I can send NARCAN anywhere in New Mexico. I’ll even overnight it if I have to. If you live outside of Santa Fe, I can recommend places you can get NARCAN wherever you are.
The strips are a qualitative test, not quantitative. It measures whether it’s present, but not how much is present. They have extensive information on how to test your drugs, and instructions on how to reconstitute the drug after you’ve tested it.
I get fentanyl test strips from DanceSafe and ship them all over the state for free.
Hopefully, we’ll have a more sophisticated drug-checking system where you find out not only the presence of fentanyl but also get an extensive analysis and see what other drugs are present, if any. I’d like to see the decriminalization of drugs, treatment instead of incarceration, access to harm-reduction person-centered centers, and overdose prevention sites where you have a place where you can be revived, and get food, primary medical care, housing opportunities, or behavioral health services.

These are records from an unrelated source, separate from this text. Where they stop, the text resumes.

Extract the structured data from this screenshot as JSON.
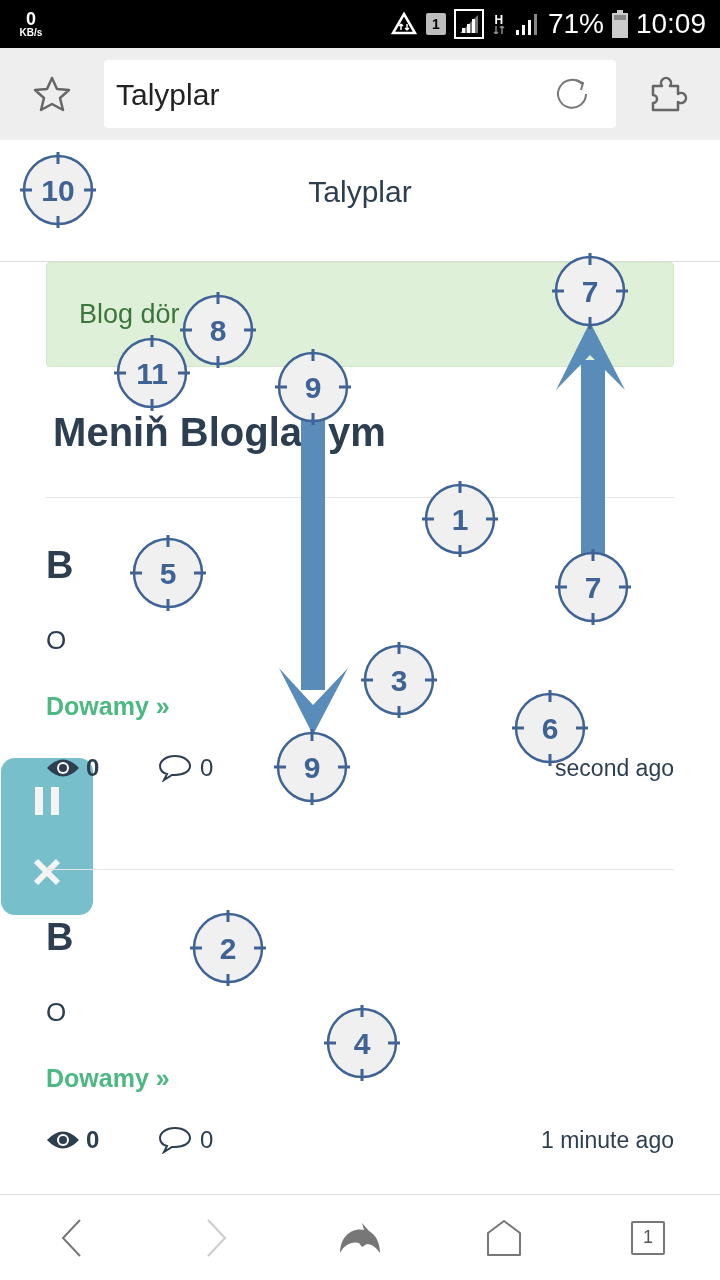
{
  "status_bar": {
    "speed_value": "0",
    "speed_unit": "KB/s",
    "sim_badge": "1",
    "network_type": "H",
    "battery": "71%",
    "time": "10:09"
  },
  "browser": {
    "address": "Talyplar",
    "tab_count": "1"
  },
  "page": {
    "title": "Talyplar",
    "alert": "Blog dör",
    "heading_parts": [
      "Meniň Blogla",
      "ym"
    ],
    "posts": [
      {
        "title": "B",
        "excerpt": "O",
        "link": "Dowamy »",
        "views": "0",
        "comments": "0",
        "time": "second ago"
      },
      {
        "title": "B",
        "excerpt": "O",
        "link": "Dowamy »",
        "views": "0",
        "comments": "0",
        "time": "1 minute ago"
      }
    ]
  },
  "click_targets": [
    {
      "label": "10"
    },
    {
      "label": "7"
    },
    {
      "label": "8"
    },
    {
      "label": "11"
    },
    {
      "label": "9"
    },
    {
      "label": "1"
    },
    {
      "label": "5"
    },
    {
      "label": "7"
    },
    {
      "label": "3"
    },
    {
      "label": "6"
    },
    {
      "label": "9"
    },
    {
      "label": "2"
    },
    {
      "label": "4"
    }
  ]
}
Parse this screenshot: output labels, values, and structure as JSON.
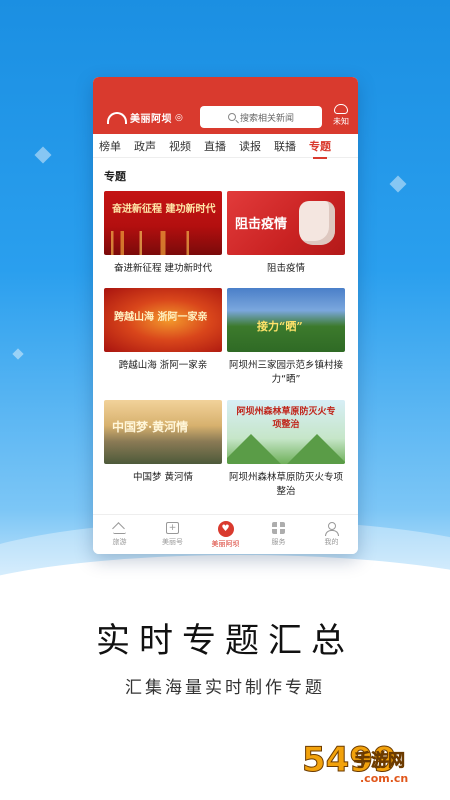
{
  "app": {
    "logo_text": "美丽阿坝",
    "search_placeholder": "搜索相关新闻",
    "weather_label": "未知"
  },
  "tabs": [
    {
      "label": "榜单"
    },
    {
      "label": "政声"
    },
    {
      "label": "视频"
    },
    {
      "label": "直播"
    },
    {
      "label": "读报"
    },
    {
      "label": "联播"
    },
    {
      "label": "专题",
      "active": true
    }
  ],
  "section_title": "专题",
  "cards": [
    {
      "caption": "奋进新征程 建功新时代",
      "thumb_text": "奋进新征程 建功新时代"
    },
    {
      "caption": "阻击疫情",
      "thumb_text": "阻击疫情"
    },
    {
      "caption": "跨越山海 浙阿一家亲",
      "thumb_text": "跨越山海 浙阿一家亲"
    },
    {
      "caption": "阿坝州三家园示范乡镇村接力“晒”",
      "thumb_text": "接力“晒”"
    },
    {
      "caption": "中国梦 黄河情",
      "thumb_text": "中国梦·黄河情"
    },
    {
      "caption": "阿坝州森林草原防灭火专项整治",
      "thumb_text": "阿坝州森林草原防灭火专项整治"
    }
  ],
  "bottom_nav": [
    {
      "label": "旅游",
      "icon": "mountain-icon"
    },
    {
      "label": "美丽号",
      "icon": "plus-box-icon"
    },
    {
      "label": "美丽阿坝",
      "icon": "heart-icon",
      "active": true
    },
    {
      "label": "服务",
      "icon": "grid-icon"
    },
    {
      "label": "我的",
      "icon": "user-icon"
    }
  ],
  "promo": {
    "headline": "实时专题汇总",
    "subline": "汇集海量实时制作专题"
  },
  "watermark": {
    "number": "5499",
    "cn": "手游网",
    "url": ".com.cn"
  },
  "colors": {
    "brand_red": "#d93a2e",
    "background_blue": "#1b8fe2"
  }
}
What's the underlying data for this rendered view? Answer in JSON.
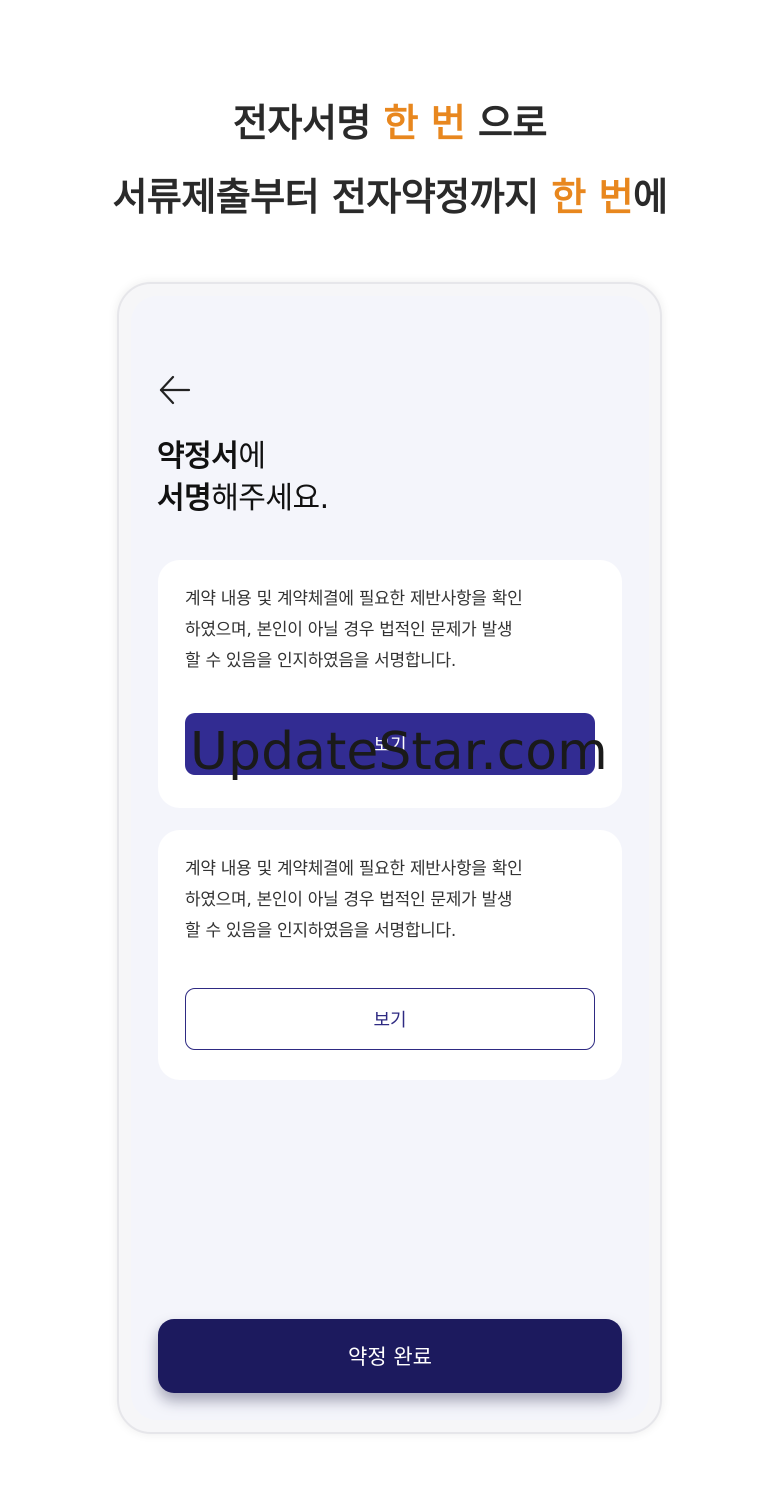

We need better language around it too. Language informs behavior, policy, and law. If we use stigmatizing, dehumanizing language, instead of person-first language, that’s going to inform how we engage with others. People are more than the sum of their drug problems. They should not be defined by one aspect of their being.
We practice harm reduction in our daily lives all the time. Seat belts are a form of harm reduction. The only thing it enables is health and wellness and staying alive.
Follow Bernie on Instagram at @publichealthpunk505 or reach him at 505-270-5943 or [email protected].